(Beginning of MATERIAL SUPPLIED)

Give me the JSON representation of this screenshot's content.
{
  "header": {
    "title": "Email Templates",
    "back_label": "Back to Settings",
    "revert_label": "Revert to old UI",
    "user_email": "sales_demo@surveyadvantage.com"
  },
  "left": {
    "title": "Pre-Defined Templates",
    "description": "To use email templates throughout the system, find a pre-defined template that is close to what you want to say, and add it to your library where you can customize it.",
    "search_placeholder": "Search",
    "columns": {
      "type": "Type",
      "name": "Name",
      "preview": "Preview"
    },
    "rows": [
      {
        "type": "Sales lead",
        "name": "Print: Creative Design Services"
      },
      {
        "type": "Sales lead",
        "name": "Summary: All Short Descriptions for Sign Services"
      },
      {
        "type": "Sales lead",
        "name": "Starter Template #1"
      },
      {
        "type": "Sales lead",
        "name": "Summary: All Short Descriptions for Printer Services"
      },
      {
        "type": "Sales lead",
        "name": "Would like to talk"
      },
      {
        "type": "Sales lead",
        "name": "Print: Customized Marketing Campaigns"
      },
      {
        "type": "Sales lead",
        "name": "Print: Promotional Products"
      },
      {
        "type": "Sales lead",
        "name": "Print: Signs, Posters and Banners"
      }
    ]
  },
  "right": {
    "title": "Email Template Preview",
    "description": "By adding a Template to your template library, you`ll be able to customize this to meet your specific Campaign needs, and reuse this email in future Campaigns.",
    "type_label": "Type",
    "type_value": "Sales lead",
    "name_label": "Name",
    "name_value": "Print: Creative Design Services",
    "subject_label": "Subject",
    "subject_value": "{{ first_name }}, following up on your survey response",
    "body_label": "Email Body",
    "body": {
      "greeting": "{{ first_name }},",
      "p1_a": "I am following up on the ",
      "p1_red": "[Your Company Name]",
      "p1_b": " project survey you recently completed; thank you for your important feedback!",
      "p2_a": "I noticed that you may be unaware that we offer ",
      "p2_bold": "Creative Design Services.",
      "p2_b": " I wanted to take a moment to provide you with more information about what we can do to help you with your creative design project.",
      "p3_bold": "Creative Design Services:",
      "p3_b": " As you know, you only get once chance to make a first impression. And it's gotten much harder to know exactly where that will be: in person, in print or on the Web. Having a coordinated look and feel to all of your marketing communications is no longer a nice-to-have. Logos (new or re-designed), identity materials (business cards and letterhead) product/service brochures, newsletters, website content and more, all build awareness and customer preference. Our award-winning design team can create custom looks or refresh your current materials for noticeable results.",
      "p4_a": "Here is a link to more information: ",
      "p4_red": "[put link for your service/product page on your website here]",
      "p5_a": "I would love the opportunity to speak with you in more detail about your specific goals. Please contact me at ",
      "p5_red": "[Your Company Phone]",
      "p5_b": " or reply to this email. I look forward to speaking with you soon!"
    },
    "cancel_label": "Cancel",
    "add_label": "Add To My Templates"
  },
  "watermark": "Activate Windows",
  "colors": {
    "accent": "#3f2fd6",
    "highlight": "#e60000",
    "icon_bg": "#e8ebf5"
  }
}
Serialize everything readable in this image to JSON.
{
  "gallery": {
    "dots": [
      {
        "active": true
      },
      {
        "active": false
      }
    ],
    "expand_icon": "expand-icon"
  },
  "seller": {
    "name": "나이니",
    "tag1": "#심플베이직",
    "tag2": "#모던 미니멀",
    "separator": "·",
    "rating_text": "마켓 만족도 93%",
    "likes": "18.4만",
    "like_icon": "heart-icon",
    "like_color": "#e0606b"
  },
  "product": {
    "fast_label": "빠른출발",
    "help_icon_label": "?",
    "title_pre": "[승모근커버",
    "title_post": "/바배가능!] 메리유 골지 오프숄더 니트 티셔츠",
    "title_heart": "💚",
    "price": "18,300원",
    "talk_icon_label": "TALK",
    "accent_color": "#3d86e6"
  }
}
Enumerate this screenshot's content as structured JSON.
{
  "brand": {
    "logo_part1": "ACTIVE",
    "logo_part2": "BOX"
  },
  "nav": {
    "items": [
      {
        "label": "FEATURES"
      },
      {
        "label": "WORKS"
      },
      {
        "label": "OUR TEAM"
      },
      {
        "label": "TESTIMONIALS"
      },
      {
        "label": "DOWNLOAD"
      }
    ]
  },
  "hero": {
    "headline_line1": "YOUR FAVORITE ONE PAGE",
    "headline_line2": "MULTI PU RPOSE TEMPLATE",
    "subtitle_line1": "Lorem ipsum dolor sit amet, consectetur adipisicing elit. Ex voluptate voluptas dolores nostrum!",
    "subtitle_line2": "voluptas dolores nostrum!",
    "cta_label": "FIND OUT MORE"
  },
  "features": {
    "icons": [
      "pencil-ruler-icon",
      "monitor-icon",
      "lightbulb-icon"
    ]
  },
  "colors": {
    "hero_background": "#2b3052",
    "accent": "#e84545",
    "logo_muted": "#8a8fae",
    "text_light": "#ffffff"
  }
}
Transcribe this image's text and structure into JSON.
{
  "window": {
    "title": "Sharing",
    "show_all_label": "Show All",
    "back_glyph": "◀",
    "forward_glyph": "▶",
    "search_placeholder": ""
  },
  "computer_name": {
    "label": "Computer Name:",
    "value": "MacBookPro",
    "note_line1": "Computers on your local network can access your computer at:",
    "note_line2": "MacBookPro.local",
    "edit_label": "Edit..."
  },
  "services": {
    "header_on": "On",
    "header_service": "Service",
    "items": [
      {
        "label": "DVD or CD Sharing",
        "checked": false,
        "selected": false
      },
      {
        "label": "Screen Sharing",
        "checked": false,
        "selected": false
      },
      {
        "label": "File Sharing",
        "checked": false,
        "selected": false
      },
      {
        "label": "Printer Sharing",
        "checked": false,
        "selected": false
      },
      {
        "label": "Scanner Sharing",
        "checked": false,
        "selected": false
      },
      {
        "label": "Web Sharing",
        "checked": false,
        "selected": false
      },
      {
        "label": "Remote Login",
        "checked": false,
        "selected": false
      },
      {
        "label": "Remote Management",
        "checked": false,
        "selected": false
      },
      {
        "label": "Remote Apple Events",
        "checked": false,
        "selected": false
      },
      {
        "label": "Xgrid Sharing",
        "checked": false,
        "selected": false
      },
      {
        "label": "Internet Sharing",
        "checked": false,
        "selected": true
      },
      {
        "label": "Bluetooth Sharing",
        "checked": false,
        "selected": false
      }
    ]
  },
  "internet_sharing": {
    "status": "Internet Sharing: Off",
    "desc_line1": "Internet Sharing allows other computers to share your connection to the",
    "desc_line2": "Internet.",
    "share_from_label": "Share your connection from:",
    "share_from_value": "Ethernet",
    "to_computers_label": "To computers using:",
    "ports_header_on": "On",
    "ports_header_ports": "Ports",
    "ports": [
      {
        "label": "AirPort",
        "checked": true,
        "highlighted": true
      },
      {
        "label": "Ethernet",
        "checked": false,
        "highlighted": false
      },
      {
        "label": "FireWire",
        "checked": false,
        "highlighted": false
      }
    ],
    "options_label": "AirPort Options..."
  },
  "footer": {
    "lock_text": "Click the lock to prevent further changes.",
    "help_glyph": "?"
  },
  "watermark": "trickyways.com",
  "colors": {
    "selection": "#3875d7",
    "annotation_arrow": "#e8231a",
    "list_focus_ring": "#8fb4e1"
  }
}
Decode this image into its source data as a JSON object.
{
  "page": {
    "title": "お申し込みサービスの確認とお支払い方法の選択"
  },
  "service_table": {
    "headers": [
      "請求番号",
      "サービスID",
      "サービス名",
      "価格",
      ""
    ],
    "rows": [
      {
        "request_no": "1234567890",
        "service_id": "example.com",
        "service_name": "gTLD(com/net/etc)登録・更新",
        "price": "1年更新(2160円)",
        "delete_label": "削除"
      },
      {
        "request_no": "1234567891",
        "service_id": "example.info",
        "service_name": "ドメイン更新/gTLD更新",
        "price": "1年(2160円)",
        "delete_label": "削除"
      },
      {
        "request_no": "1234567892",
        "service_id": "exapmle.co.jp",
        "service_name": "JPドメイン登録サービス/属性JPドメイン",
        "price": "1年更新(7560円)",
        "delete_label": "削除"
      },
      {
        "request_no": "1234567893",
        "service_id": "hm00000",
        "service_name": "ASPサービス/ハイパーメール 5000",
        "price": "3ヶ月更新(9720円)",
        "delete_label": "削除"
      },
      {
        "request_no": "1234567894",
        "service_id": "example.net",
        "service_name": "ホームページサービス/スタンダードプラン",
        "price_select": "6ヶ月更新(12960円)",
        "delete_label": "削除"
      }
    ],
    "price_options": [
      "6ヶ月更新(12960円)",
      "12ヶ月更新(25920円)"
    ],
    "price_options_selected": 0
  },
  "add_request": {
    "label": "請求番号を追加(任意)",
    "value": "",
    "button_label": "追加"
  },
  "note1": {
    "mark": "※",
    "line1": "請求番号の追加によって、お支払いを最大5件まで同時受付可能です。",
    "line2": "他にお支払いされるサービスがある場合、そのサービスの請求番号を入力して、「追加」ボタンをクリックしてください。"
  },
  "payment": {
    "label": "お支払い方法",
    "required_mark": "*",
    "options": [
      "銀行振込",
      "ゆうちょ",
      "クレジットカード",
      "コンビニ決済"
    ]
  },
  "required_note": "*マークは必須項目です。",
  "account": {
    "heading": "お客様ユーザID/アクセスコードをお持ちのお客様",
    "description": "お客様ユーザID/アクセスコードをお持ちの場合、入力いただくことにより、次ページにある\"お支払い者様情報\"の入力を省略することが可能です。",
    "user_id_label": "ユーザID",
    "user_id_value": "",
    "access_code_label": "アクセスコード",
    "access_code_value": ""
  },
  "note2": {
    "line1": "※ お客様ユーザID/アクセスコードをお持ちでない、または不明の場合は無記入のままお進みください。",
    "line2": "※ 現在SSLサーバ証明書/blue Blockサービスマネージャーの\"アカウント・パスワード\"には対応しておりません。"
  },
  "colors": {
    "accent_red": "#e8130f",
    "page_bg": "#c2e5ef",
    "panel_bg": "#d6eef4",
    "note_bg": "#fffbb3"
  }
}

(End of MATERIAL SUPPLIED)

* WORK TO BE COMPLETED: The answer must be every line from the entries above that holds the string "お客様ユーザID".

* RESULT:
    "heading": "お客様ユーザID/アクセスコードをお持ちのお客様",
    "description": "お客様ユーザID/アクセスコードをお持ちの場合、入力いただくことにより、次ページにある\"お支払い者様情報\"の入力を省略することが可能です。",
    "line1": "※ お客様ユーザID/アクセスコードをお持ちでない、または不明の場合は無記入のままお進みください。",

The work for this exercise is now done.